In March 2020, Kiribati joined New Zealand, Fiji and Vanuatu in shutting country borders to keep Covid-19 infections at bay.
The small island state’s border closure came just a year after establishing its inaugural destination marketing arm. In May, the Tourism Authority of Kiribati (TAK) began the second round of Covid-19 tourism protocol training to prepare industry operators for border reopening.
“TAK will continue to deliver COVID-19 protocol training for tourism sector partners across the destination with the goal of achieving a 100 per cent compliance to the protocols. This is part of the Authority’s preparation for a safe, smart, and sustainable restart to tourism in Kiribati.”
These safety protocols apply to transport, accommodation, restaurants, bars, employees’ safety and waste disposal.
Though Kiribati lacks the conventional tourism infrastructure of larger Pacific neighbours, unique activities on offer include tours of war relics from the Pacific campaign of WW2.

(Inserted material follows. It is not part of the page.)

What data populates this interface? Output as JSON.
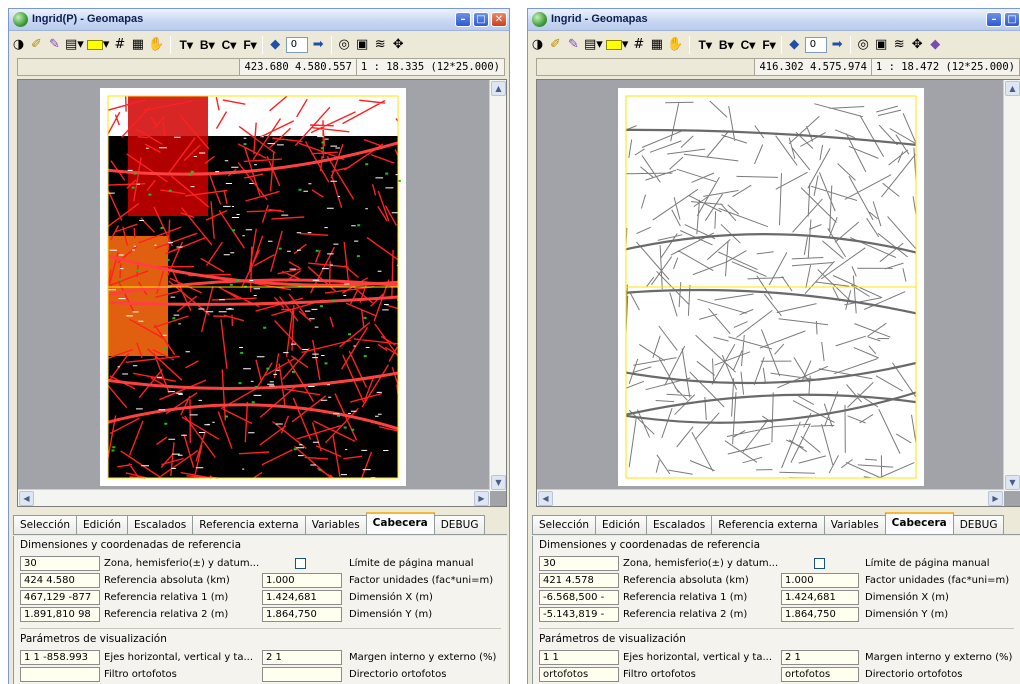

Ahead of receiving international arrivals, a series of new flights have also been scheduled from the capital Tarawa to Brisbane, Australia later this month and in July by Solomon Airlines.
Samoa will also reopen on August 1, while the Solomon Islands and Vanuatu reopen from July 1.